Howard Norman's Final Novel Is A 'Love Letter' To Vermont
Calais writer Howard Norman says his new novel, The Ghost Clause, will be his last work of fiction. And so he set out to immortalize the things he loves about his Vermont life by incorporating them into the plot.
On the opening page of The Ghost Clause, a youngish couple — Muriel Streuth (an academic) and Zachary Anders (a private investigator) — are at home in their new farmhouse in Calais. Muriel is exhausted; she's just defended her dissertation, which went well but was stressful. So she's drawing a bath while Zachary makes her a cup of cinnamon tea.
We know all of this because our narrator is watching them. They don't realize he's there, because he's not. Well, not in the flesh at least.
"Things should be stated directly, don't you think?" he asks on page 3. And then he explains.
"At the age of forty-eight, I died of a heart attack, an hour out to sea, on May 23, 1994, at the rail of the Bar Harbor, Maine-Yarmouth, Nova Scotia, ferry."
Turns out, our narrator is a writer named Simon Inescort, who had, until recently resided bodily in this Vermont farmhouse with his wife, a painter named Lorca Pell. But he seems to be stuck in what he calls the "ongoingness" — not alive but not quite gone, either.
And so Simon is chronicling the life of the couple who bought the house from his widow, carefully detailing their comings and goings, the warmth and intimacy of their marriage, and their career aspirations. Maybe they'll someday discover the notebooks he's filling with his observations, and treasure discovering what their life looked like from the benefit of objectivity, if not distance.
The Ghost Clause is a novel written in "ghost first person," as it's author, Howard Norman, describes it. Norman, the author of many books and a double National Book Award nominee, got the idea to use this narrative device when his home alarm system kept malfunctioning, setting off the MOTION IN LIBRARY alarm. While he didn't think for a moment that it might be a ghost, it did occur to him that a ghost could be a useful narrator for a novel.

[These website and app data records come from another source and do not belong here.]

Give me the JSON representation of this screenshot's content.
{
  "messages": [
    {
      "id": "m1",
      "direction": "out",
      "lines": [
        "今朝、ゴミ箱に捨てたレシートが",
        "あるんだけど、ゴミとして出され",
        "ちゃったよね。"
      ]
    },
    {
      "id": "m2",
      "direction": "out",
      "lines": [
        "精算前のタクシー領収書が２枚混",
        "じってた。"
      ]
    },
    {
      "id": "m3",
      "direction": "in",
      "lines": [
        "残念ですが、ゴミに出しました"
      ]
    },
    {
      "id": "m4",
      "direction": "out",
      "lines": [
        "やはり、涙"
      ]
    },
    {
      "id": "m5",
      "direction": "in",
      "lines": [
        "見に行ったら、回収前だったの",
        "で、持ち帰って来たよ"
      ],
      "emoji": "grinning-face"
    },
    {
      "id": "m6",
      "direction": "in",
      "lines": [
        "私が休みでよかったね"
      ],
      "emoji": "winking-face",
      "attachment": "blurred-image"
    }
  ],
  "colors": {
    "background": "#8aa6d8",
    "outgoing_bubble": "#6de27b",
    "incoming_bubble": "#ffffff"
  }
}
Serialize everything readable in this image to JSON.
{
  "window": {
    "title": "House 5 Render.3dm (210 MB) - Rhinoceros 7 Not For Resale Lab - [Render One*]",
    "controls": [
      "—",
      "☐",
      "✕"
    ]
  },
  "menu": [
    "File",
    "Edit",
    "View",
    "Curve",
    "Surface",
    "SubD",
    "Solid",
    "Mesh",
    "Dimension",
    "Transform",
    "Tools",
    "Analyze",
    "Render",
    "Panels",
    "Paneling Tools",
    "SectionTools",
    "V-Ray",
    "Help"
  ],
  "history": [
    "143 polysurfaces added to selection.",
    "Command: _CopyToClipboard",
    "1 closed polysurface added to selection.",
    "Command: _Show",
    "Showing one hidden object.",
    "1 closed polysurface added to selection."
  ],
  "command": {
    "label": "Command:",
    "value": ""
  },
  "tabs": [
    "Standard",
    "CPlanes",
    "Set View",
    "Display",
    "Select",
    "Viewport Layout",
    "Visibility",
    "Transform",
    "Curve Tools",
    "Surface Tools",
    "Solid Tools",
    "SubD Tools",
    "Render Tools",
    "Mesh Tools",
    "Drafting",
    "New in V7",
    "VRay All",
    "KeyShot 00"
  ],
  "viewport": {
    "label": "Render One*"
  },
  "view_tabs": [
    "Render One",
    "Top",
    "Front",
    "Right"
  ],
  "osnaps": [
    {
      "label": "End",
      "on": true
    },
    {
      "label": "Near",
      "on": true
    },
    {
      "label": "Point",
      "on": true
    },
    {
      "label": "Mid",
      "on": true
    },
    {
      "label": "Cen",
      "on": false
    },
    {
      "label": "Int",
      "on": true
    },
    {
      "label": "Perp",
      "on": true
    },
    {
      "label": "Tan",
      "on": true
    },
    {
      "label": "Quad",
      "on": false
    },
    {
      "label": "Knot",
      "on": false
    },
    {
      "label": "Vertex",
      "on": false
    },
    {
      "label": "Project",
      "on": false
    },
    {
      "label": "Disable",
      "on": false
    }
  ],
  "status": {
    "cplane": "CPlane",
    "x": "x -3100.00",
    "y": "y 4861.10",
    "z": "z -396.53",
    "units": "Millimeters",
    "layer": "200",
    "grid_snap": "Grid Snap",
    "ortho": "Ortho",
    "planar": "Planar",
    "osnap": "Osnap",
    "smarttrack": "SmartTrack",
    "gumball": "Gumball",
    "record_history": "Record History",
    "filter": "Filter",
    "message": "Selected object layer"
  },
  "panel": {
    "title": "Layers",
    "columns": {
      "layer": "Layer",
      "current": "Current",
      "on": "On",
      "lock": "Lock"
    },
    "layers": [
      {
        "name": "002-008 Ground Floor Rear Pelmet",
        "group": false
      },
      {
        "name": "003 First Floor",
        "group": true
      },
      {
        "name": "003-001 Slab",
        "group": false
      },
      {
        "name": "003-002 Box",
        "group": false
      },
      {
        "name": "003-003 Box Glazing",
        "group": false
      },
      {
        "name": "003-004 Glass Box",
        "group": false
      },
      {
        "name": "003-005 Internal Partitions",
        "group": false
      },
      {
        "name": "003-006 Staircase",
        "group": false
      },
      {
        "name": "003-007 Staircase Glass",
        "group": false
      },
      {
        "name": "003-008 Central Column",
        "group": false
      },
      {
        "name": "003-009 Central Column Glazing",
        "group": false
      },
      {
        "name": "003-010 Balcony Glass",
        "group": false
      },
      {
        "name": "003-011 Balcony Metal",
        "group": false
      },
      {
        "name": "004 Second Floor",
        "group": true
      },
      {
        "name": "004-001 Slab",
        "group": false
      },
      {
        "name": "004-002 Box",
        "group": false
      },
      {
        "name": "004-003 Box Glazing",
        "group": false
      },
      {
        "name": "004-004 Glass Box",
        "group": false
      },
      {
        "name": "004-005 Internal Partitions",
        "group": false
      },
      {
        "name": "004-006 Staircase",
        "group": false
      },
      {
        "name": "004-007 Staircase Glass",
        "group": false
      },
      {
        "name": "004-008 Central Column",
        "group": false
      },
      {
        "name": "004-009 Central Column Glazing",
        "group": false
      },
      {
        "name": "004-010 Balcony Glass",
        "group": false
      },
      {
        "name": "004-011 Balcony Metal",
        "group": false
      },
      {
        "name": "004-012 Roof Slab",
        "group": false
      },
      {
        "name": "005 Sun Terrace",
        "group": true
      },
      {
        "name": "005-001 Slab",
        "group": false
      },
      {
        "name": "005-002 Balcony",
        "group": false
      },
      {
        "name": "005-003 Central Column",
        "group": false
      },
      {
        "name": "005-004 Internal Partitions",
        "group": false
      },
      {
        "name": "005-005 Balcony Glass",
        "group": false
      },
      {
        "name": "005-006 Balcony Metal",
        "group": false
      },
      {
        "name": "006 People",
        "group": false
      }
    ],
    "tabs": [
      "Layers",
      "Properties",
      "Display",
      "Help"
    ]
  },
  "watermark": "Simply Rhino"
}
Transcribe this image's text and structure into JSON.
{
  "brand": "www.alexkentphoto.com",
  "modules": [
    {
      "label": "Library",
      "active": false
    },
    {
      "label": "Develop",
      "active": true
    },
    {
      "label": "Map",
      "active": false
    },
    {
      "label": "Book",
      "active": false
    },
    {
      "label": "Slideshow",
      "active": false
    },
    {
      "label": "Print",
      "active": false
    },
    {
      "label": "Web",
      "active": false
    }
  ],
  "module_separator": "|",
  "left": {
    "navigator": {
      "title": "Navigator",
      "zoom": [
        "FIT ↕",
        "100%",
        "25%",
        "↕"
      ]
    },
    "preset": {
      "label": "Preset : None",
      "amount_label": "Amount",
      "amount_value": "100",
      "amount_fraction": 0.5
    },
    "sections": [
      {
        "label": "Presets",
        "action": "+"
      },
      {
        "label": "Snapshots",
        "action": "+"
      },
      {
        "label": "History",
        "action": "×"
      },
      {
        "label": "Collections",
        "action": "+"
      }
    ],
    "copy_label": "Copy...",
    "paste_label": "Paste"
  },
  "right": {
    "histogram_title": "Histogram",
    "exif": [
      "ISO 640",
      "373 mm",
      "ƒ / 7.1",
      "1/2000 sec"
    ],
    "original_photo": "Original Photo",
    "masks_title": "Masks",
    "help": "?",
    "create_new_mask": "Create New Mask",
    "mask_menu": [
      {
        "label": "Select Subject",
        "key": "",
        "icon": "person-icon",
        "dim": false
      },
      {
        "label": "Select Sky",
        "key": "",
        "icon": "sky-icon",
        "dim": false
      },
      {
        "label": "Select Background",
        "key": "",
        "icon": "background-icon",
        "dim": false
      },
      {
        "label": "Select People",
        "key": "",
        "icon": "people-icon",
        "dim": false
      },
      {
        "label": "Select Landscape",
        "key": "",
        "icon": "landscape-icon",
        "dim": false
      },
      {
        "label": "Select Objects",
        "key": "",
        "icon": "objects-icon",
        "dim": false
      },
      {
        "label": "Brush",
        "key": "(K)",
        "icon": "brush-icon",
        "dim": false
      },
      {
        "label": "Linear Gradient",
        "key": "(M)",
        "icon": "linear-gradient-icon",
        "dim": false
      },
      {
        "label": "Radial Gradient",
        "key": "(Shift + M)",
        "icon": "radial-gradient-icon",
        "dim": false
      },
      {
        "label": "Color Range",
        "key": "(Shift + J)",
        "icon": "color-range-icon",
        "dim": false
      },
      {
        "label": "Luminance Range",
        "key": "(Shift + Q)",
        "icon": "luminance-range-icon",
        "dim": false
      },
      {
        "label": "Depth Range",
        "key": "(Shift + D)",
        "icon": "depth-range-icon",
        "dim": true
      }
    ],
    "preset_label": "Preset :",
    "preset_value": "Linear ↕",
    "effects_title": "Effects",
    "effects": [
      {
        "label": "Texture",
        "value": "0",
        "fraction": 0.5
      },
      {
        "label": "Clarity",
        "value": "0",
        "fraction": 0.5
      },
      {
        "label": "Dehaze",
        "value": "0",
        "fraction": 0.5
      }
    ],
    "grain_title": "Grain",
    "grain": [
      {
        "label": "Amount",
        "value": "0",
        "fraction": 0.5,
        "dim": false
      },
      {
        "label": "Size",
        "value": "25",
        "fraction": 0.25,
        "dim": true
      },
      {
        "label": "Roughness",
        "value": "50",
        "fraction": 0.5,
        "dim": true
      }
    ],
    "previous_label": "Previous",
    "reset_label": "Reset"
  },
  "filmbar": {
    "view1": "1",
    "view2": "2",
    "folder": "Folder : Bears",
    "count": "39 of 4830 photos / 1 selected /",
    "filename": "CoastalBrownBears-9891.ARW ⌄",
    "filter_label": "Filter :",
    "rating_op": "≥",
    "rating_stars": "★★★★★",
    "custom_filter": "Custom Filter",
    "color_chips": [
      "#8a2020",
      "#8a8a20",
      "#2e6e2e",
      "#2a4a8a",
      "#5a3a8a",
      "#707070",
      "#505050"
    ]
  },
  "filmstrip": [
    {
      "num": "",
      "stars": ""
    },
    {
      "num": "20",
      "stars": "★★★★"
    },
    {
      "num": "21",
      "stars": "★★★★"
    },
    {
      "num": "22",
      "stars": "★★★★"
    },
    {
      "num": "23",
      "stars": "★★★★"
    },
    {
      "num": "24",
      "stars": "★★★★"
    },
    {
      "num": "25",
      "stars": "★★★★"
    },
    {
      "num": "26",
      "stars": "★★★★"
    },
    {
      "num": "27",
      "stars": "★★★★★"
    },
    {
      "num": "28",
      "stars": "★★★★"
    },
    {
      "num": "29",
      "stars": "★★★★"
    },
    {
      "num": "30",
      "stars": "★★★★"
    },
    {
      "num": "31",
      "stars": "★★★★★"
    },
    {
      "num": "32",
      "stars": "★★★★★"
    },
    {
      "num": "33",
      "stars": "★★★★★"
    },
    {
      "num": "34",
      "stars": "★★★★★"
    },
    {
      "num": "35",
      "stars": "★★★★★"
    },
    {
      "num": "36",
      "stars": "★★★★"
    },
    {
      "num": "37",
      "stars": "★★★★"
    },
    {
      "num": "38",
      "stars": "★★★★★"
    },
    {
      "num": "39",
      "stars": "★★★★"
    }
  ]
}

Not at all coincidentally, Norman lives in a farmhouse in Calais. He set The Ghost Clause in his real-life farmhouse, in his real-life town. And all kinds of real-life characters crop up throughout the book, happily recognizable to Vermont readers (and to the characters themselves, presumably).
"I wouldn't mind this book being seen as a love letter to a place, to a house," Norman said recently, sitting in the library where much of the novel's action takes place. Including people who make his Vermont life wonderful felt like a fitting way to give voice to his appreciation, especially because he anticipates that this will be his final novel. Not his final book, but his final work of fiction.
"The nuances of daily life seem to reside in these slight differences that let you know that you're alive and you're alert to these things. I don't think it's a big philosophical disquisition. I think it's purely experiential. And those things are deeply celebratory to me." — Howard Norman
"I've written the novels that I've wanted to write," he explains. "It's a willful and very conscious decision, without any sense of self-deprecation or of drama. It's good; it's healthy; it's clear."
And The Ghost Clause seems, in some ways, an elegy to Howard Norman's own life in Vermont, using a ghost narrator to get beyond the fact that the author himself is still living. There's a central plot that moves the story along: a young child who has gone missing, presumed to be kidnapped. Zachary Anders is the private detective assigned to the case.
But within that story are the love stories of two marriages: Muriel and Zachary, now living in the Calais farmhouse, and Simon and Lorca, with Simon in the "ongoingness" and Lorca in an apartment nearby.
And yet, the throughline is clearly a reflection on place and home and what makes a life. At one point in the book, Simon Inescort writes, "In my life in Vermont, everything I loved most happened most every day." And Howard Norman agrees.
"I'm a person who goes on rounds," he says. "After writing in the morning, say, I'll drive. And I'll stop in and see a friend, go to a bakery, go look at kingfishers. Whatever it is, you become a kind of docent of your own life. And you're guiding yourself to this place and that place.
"So I have these rounds, and there's variations on them. But the deeper variation is that no two days are the same. They can't be, by definition. The nuances of daily life seem to reside in these slight differences that let you know that you're alive and you're alert to these things. I don't think it's a big philosophical disquisition. I think it's purely experiential. And those things are deeply celebratory to me."
Broadcast on Monday, July 1, 2019 at noon; rebroadcast at 7 p.m.